Shamans in the Paleolithic?

Figure 1
The ethnological museum of the University of Göttingen owns a collection dating back to Georg Thomas Asch (1729-1807), a Russian physician, collector and patron with German roots. One highlight of his collection is a Shaman`s costume (Tungus, Sibiria), displayed here.

According to Mircea Eliade (1951), Shamanism encompasses the belief that shamans are intermediaries or messengers between the human and the spirit worlds. Shamans are in the role of spiritual champions and guardians of the psychic equilibrium of their communities. They are both masters of “the archaic technique of ecstasy,” and “specialists in the sacred”. According to him:

  1. Shamanism was once a widespread and worldwide religion dating back to the Upper Paleolithic period

  2. Religious beliefs and magical practices of historical hunting-gathering cultures are derived from paleolithic Shamanism and preserved the message of this “archaic religion”

  3. Ancient cave art and petroglyphs have preserved images of shamanic trances and can be used as evidence for the antiquity of shamanism

Eliades master narrative became important for the reconstruction of paleolithic beliefs when Leroi-Gourhan’s structuralist approach, who dominated the field of interpretation for nearly 2 decades, became untenable.  At this time, the “Shamanistic paradigm” in the interpretation of paleolithic art, promoted by authors like Kirchner, Narr, Clottes and Lewis-Williams became part of most Archaeological textbooks during the 1990ies.

Recently Homayun Sidky (Method and Theory in the Study of Religion 22 (2010) 68-92) published an elucidating lection about the scientific foundations of this theory. Eliade was adherent to the 19th century ideas of an Eurocentric, linear evolutionism and to the early twentieth century school of diffusionistic anthropology.

He relied on written reports, recorded by untrained travelers in Siberia and elsewhere during the historic period (sixteenth to the nineteenth centuries) and looked for similar “shamanistic” elements in the literature to construct a romanticized portrayal of a primary and worldwide shamanistic religion.

Moreover Eliade simply ignored that the types of cultures in Siberia during the historical period differed significantly from the Paleolithic cultures in which shamanism purportedly played a role.  
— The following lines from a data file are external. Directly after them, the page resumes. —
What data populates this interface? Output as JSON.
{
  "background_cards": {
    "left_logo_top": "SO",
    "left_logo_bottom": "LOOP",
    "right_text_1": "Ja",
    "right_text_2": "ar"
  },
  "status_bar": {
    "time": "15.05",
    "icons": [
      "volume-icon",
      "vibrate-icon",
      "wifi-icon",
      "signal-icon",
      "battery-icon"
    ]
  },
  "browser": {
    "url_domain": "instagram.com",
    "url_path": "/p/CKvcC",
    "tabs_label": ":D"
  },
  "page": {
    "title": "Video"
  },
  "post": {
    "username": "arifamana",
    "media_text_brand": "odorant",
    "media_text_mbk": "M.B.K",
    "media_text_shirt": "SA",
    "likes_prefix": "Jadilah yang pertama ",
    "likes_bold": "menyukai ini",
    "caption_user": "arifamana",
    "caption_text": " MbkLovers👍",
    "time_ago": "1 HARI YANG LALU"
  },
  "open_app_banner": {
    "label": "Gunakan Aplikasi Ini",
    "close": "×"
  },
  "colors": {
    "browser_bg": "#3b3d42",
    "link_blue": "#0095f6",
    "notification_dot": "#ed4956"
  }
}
Religious and ideological systems are dynamic and ever changing, especially when confronted with other beliefs and practices. The idea that belief systems may persist unchanged over many millennia is therefore unhistorical and highly questionable.

Homayun Sidky reminds us, that any direct evidence for a paleolithic shamanism is poor. Even the most prominent examples that could be interpreted as shamans or shamanistic scenes ( the so-called “sorcerers or shamans” at Lascaux and Trois Freres, the famous “Löwenmensch” from the Swabian Aurignacian or the Fumane “Shaman”) or graves that could be burials of Shamans (Hilazon Tachtit, Dolni Vestonice) are still open to various equally plausible or equally implausible Interpretations.